sq- Can be arbitrarily large, capped at
next- A neighbor’s node ID. A convenient trick is to use the node’s ID as its public key. A 112-bit elliptic curve yields a 14 byte public key.*
element- A SHA1 hash. Yields 20 bytes.
signature- An asymmetric signature of the anchor and the sequence numbers this chain is valid for. Yields 56 bytes.
- While a 112-bit elliptic curve isn’t typically considered secure, the last known published attack on a 112-bit curve used an excess of computer resources and took approximately four months. While this would be a threat to long-lived keys, nodes in an ad-hoc network are so ephemeral they rarely use the same key for more than a few hours.
Summing up the sizes of each field shows that an entry is 95 bytes in its most space-efficient form. In 2GB of memory, we can store approximately 22 million unique peer records. This is disregarding space required by any caches, other control structures, and the memory of the application itself (which may grow in parallel with the routing table)–not to mention that periodically dumping 2GB of records to N peers is completely impractical as well.
However, through more interactive protocols, it is possible to reduce the bandwidth used in periodic updates.

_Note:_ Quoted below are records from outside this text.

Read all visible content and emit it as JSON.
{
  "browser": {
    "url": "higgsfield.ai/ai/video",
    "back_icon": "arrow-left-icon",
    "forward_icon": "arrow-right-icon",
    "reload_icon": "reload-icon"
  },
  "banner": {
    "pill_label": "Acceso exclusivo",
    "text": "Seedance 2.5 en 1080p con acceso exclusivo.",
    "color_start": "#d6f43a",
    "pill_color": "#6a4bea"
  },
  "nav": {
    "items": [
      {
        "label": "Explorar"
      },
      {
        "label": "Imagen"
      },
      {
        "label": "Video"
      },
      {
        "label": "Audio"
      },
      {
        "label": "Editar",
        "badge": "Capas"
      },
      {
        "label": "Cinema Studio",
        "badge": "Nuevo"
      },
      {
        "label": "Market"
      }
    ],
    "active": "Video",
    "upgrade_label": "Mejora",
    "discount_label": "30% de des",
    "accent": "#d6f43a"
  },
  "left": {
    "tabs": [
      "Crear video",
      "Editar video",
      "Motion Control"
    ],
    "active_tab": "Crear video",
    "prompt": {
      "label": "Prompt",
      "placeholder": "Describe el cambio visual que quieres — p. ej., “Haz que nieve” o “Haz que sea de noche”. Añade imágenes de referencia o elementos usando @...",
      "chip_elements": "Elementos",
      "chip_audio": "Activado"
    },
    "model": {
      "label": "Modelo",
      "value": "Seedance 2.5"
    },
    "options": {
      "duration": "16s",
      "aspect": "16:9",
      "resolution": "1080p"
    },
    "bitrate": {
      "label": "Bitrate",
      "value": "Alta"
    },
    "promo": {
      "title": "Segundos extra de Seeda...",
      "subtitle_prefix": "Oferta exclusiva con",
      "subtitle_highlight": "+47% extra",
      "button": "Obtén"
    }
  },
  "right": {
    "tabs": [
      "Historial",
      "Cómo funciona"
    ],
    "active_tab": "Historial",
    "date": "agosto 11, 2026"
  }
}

The first that comes to mind is only publishing a node’s id, metric, and sequence number (perhaps some other data as well). The receiving node can then, with very little effort, determine if an entry should be requested for full verification.
An alternative method that could be implemented would be something similar to Dynamo’s Replica Synchronization, where each node’s entire routing table is committed to by a Merkle tree. For two nodes to determine if their tables are synchronized, they simply need to verify that the root nodes of the Merkle trees equal. If not, they can (in logarithmic time and space) identify which entries differ by following any discrepancies down to the foot of the tree. Granted, this approach might be difficult to implement in a way that’s resistant to protocol breaches.

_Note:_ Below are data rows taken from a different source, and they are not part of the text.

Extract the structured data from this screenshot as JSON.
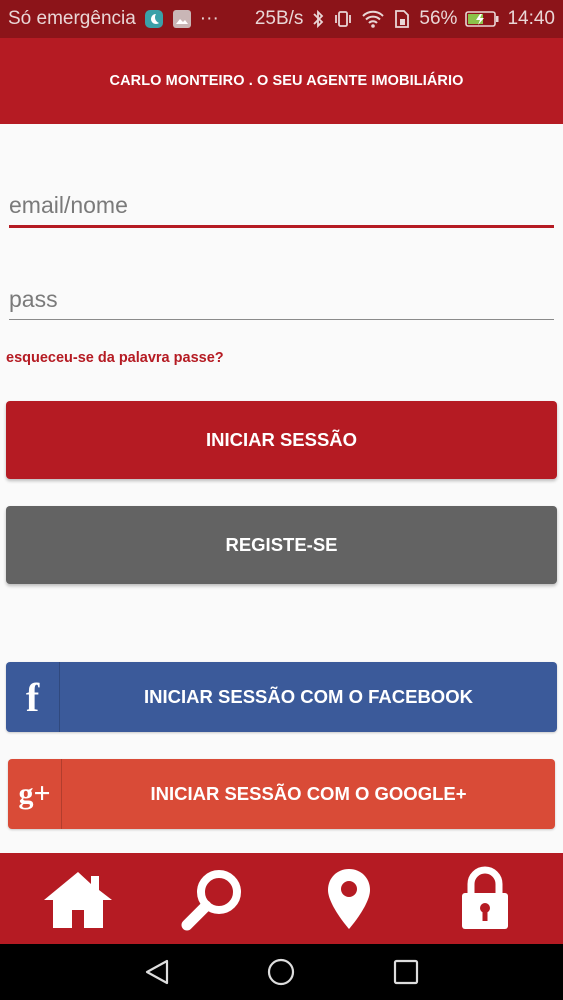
{
  "status_bar": {
    "carrier": "Só emergência",
    "net_speed": "25B/s",
    "battery": "56%",
    "time": "14:40",
    "ellipsis": "···"
  },
  "header": {
    "title": "CARLO MONTEIRO . O SEU AGENTE IMOBILIÁRIO"
  },
  "form": {
    "email_placeholder": "email/nome",
    "pass_placeholder": "pass",
    "forgot": "esqueceu-se da palavra passe?"
  },
  "buttons": {
    "login": "INICIAR SESSÃO",
    "register": "REGISTE-SE",
    "facebook": "INICIAR SESSÃO COM O FACEBOOK",
    "google": "INICIAR SESSÃO COM O GOOGLE+",
    "facebook_glyph": "f",
    "google_glyph": "g+"
  },
  "bottom_nav": {
    "items": [
      "home-icon",
      "search-icon",
      "map-pin-icon",
      "lock-icon"
    ]
  },
  "colors": {
    "primary": "#b51b23",
    "statusbar": "#8c1419",
    "register": "#636363",
    "facebook": "#3b5a9a",
    "google": "#d94b37"
  }
}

Adding Disconnects to SEAD
At the moment, SEAD accumulates old records of disconnected peers in the event that the peer has simply changed position in the network, and that new routing entries containing information on the peer’s location will arrive. However, in the vast majority of P2P protocols, it’s essential that nodes have a way to purge old data to preserve resources.
The answer turns out to be fairly succinct: on the creation of each routing
entry, a timestamp should be added and signed by any authentication mechanisms
signature keys in the above schemas). If the newest
record a node has of a peer (or a record the node has been sent by an adjacent
peer) is reported older than its TTL, then the node can freely discard the
entry. This method enforces the strictest practical definition of “being
connected”: some node in the network has the private key belonging to this
public key and is performing the minimum required work of keeping its routing
entry updated. Of course, loose time synchronization is required for
disconnects to reliably work, meaning there needs to be a cluster-wide trusted
time server for nodes to synchronize with at startup.
For a node to prevent itself from being discarded by the network, it must periodically push up its sequence number at minimum once per X seconds (as defined by the cluster). Calculating the TTL then, is as follows:
In the simple, space-efficient schema in section two, a new signature is calculated for each sequence number, so the TTL is simply:
TTL = max(interval, (m * period)) + grace
interval is the interval on which nodes should increase their sequence
m is the maximum network diameter,
period is the interval on which
nodes dump their routing tables to each other, and
grace is a (usually small)
extra delay to account for other possible delays in the network. This TTL
should slightly over-approximate the maximum amount of time it can take a node
to completely distribute an updated routing entry.
In the time-efficient schema, however, a timestamp can’t be verified on each increase in sequence number–only each time one tree is exchanged for another, leading to systematically greater TTLs (albeit, not by enough to nullify all the advantages the ability to purge entries offers). The TTL is then defined as:
TTL = max((n * interval), (m * period)) + grace
n is the number of sequence numbers each tree commits to.